According to Louis David San Filippo National University doctor, the temporal lobe is thought to be associated with out-of-body experiences and near-death memories. This, according to the scientist, led some researchers to believe that near-death experiences are, in fact, just biological and chemical reactions to the dying of the brain.

Scientists also conducted an experiment on rats, which showed that near-death ” “positive” experience may be due to the release of serotonin in the brain – in this way, scientists believe, our brain can prepare the body for death, giving us a feeling of euphoria and relieving pain.

Some researchers, including San Filippo, believe that near-death experiences are essentially as much biological as they are spiritual. Scientists note that regardless of age and culture, NDE survivors tell essentially the same story, with slight differences depending on cultural and spiritual beliefs. This, according to scientists, may indicate that this experience occurs outside our brain.

Near-death research

Researchers note that the study of near-death experiences is extremely difficult, and therefore difficult predict how it might develop in the future. However, researchers believe that understanding these processes can help develop new ways to treat terminally ill people, as well as help their loved ones.

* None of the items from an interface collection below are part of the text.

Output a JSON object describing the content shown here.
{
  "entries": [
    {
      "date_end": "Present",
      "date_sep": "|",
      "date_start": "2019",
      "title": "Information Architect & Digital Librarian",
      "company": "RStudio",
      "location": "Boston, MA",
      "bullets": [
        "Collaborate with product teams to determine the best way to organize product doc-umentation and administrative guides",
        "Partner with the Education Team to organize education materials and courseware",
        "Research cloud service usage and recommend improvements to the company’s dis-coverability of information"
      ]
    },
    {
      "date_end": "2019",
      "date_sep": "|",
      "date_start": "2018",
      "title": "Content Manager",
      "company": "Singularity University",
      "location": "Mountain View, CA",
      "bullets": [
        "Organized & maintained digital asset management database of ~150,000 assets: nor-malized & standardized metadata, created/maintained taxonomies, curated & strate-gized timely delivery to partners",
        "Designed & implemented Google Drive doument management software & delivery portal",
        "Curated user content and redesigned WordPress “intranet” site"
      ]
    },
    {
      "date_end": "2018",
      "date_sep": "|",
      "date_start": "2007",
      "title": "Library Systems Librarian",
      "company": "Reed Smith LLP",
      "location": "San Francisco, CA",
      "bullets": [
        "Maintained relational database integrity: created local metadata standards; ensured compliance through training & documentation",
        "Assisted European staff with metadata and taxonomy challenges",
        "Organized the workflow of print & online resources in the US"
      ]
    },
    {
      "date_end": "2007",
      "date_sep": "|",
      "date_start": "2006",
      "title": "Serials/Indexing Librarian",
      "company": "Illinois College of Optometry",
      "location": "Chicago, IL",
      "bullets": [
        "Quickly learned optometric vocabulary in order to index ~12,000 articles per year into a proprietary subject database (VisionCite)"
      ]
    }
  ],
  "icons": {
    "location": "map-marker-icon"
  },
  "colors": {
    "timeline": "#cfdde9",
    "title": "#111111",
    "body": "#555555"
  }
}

Scientists believe that by understanding what exactly causes this peace and euphoria before death in people, researchers could use this to develop powerful therapies for people who are confused. In addition, this will make death less “mysterious”, and therefore less “terrifying”.